I too was late to go clipless and rode (out doors) using retired running shoes.
The goals of a running shoe and a cycling shoe are polar opposite and the difference was very noticeable.
The first thing I noticed was increased responsiveness.
Top speed didn’t change but I was able to hold a higher speed longer because my efficiency was improved.
This was outdoors and I’m not sure how the responsiveness plays out in Zwift because there seems to be a lag in game with many set ups.

Luckily my existing shoes are better than running shoes, though they do have a weightier sole due to being designed for deadlifts etc.

I’ve ordered some nice Giro MTB shoes and some Shimano pedals, so will give them a try once they’re here.
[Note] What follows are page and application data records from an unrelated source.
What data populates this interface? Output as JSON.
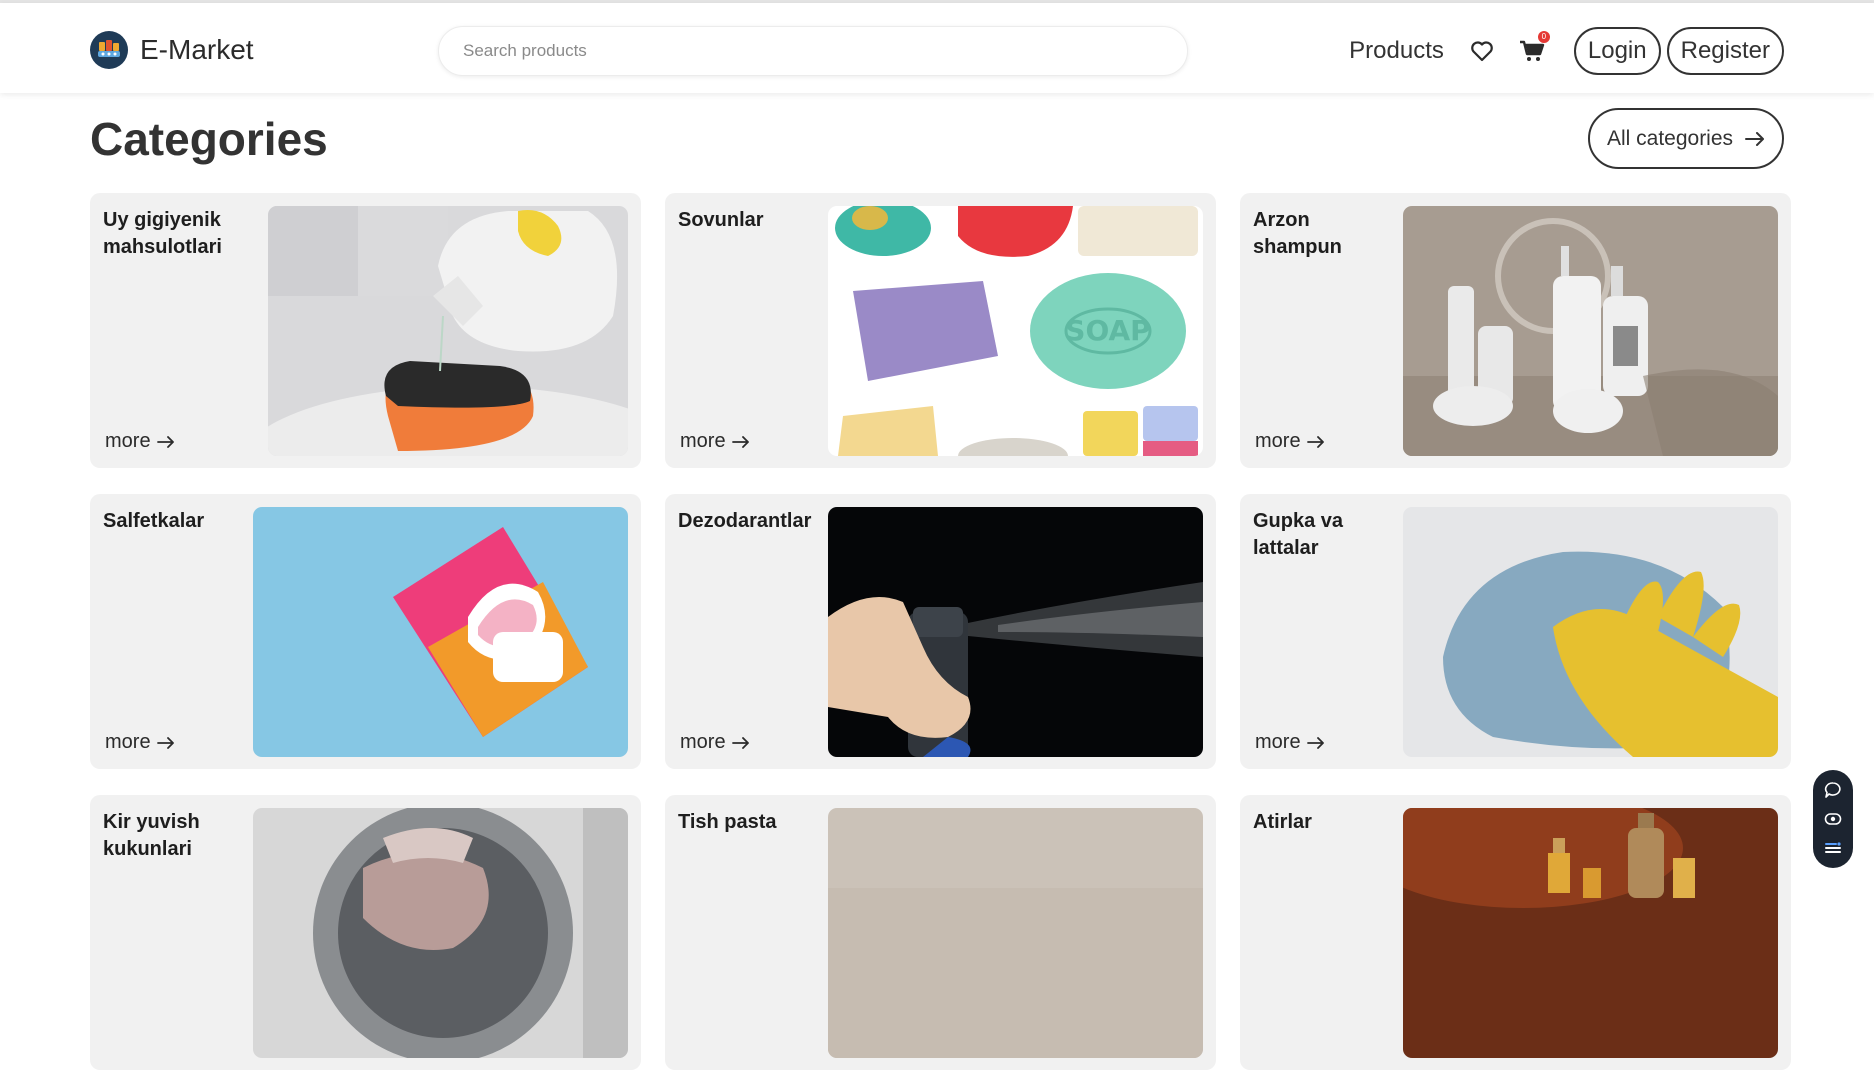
{
  "header": {
    "brand": "E-Market",
    "search_placeholder": "Search products",
    "nav_products": "Products",
    "cart_count": "0",
    "login_label": "Login",
    "register_label": "Register"
  },
  "section": {
    "title": "Categories",
    "all_label": "All categories"
  },
  "more_label": "more",
  "categories": [
    {
      "title": "Uy gigiyenik mahsulotlari"
    },
    {
      "title": "Sovunlar"
    },
    {
      "title": "Arzon shampun"
    },
    {
      "title": "Salfetkalar"
    },
    {
      "title": "Dezodarantlar"
    },
    {
      "title": "Gupka va lattalar"
    },
    {
      "title": "Kir yuvish kukunlari"
    },
    {
      "title": "Tish pasta"
    },
    {
      "title": "Atirlar"
    }
  ],
  "colors": {
    "card_bg": "#f1f1f1",
    "text": "#2b2b2b",
    "badge": "#e53935",
    "floating_bg": "#1c2430"
  },
  "icons": [
    "heart-icon",
    "cart-icon",
    "arrow-right-icon",
    "chat-icon",
    "eye-icon",
    "menu-icon"
  ]
}
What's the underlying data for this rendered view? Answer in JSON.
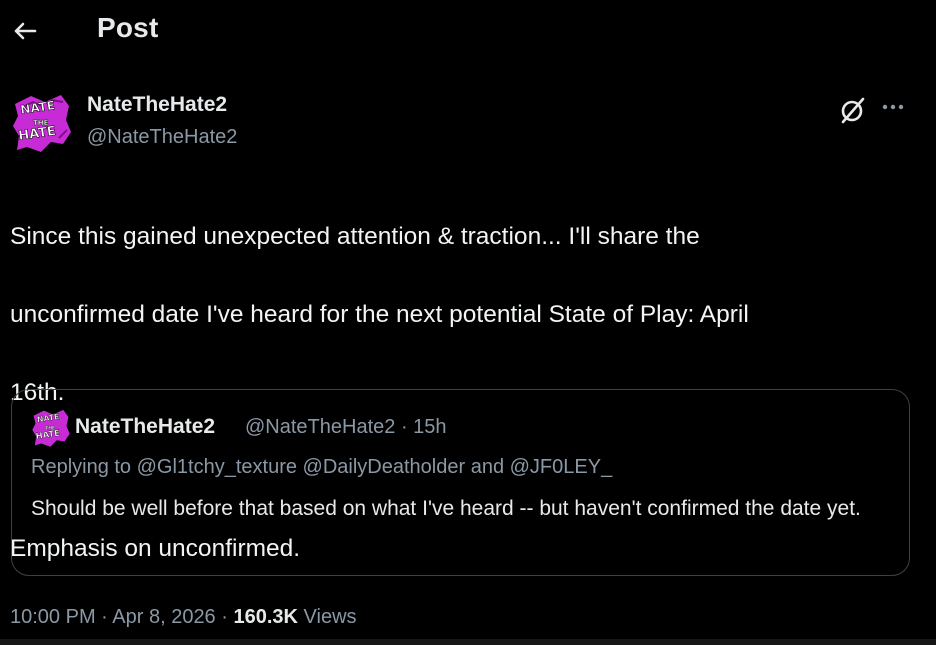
{
  "header": {
    "title": "Post",
    "back_icon": "arrow-left-icon"
  },
  "author": {
    "display_name": "NateTheHate2",
    "handle": "@NateTheHate2",
    "avatar_text_top": "NATE",
    "avatar_text_mid": "THE",
    "avatar_text_bottom": "HATE",
    "avatar_color": "#c72bd6"
  },
  "actions": {
    "grok_icon": "grok-icon",
    "more_icon": "more-dots-icon"
  },
  "post": {
    "line1": "Since this gained unexpected attention & traction... I'll share the",
    "line2": "unconfirmed date I've heard for the next potential State of Play: April",
    "line3": "16th.",
    "line4": "Emphasis on unconfirmed."
  },
  "quote": {
    "display_name": "NateTheHate2",
    "handle_time": "@NateTheHate2 · 15h",
    "replying_to": "Replying to @Gl1tchy_texture @DailyDeatholder and @JF0LEY_",
    "text": "Should be well before that based on what I've heard -- but haven't confirmed the date yet."
  },
  "meta": {
    "time_date": "10:00 PM · Apr 8, 2026 · ",
    "views_count": "160.3K",
    "views_label": " Views"
  },
  "colors": {
    "background": "#000000",
    "primary_text": "#e7e9ea",
    "secondary_text": "#8b98a5",
    "border": "#3c4146"
  }
}
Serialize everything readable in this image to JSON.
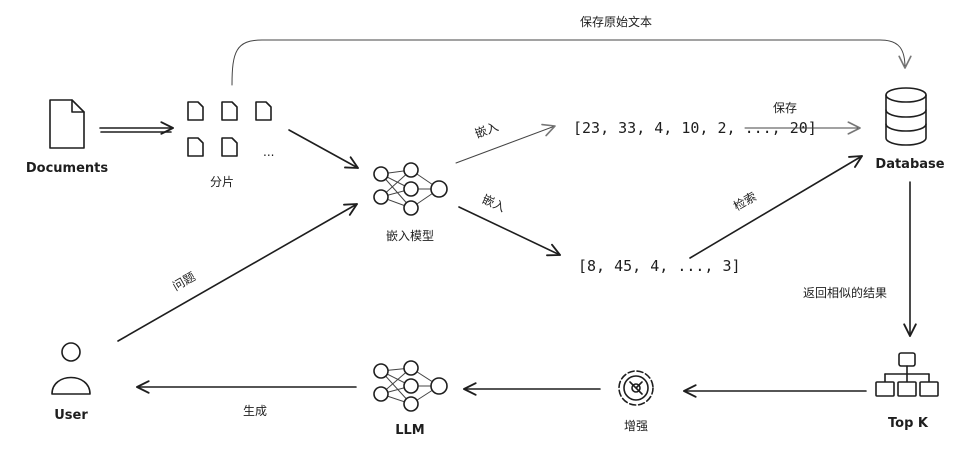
{
  "nodes": {
    "documents": "Documents",
    "chunks": "分片",
    "chunks_ellipsis": "...",
    "embed_model": "嵌入模型",
    "database": "Database",
    "user": "User",
    "llm": "LLM",
    "augment": "增强",
    "topk": "Top K"
  },
  "vectors": {
    "doc_vector": "[23, 33, 4, 10, 2, ..., 20]",
    "query_vector": "[8, 45, 4, ..., 3]"
  },
  "edges": {
    "save_original": "保存原始文本",
    "embed_top": "嵌入",
    "embed_bottom": "嵌入",
    "save": "保存",
    "retrieve": "检索",
    "question": "问题",
    "return_similar": "返回相似的结果",
    "generate": "生成"
  },
  "colors": {
    "ink": "#1e1e1e",
    "background": "#ffffff"
  },
  "icons": {
    "documents": "document-icon",
    "chunks": "file-icon",
    "embed_model": "neural-network-icon",
    "database": "database-icon",
    "user": "user-icon",
    "llm": "neural-network-icon",
    "augment": "gear-icon",
    "topk": "hierarchy-icon"
  }
}
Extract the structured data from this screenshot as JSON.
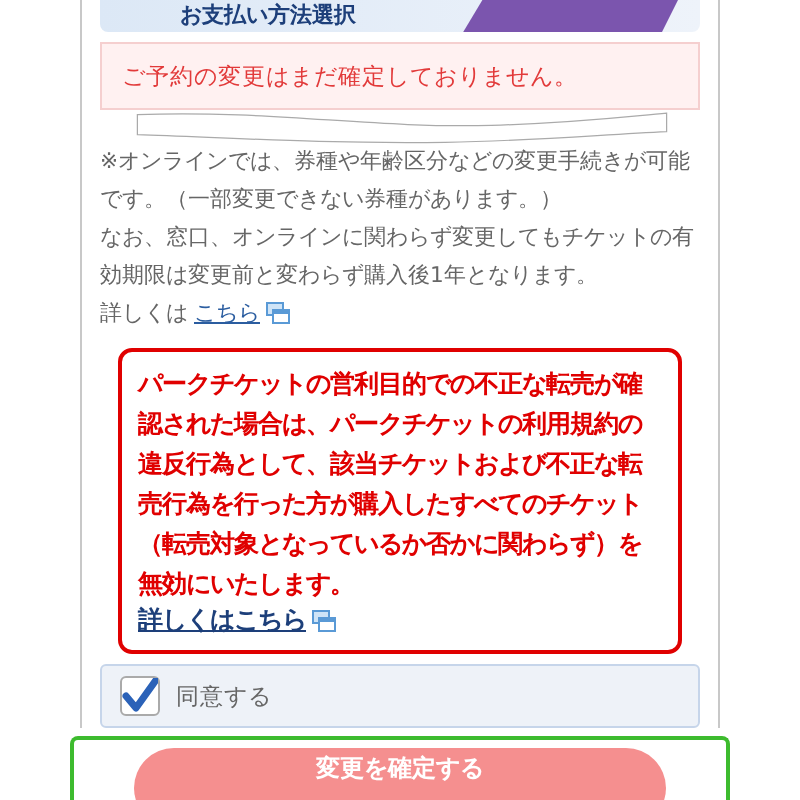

I assume they’ll make some of the cadence and power shifting in workouts a little easier!

That Riverdale shoe article is interesting.
Maybe my old shoes weren’t so bad.
I MTB with platform pedals and old running shoes and have foot cramps if I have not ridden in a while.
I don’t think I would ride a MTB on a trail with sandals or crocs.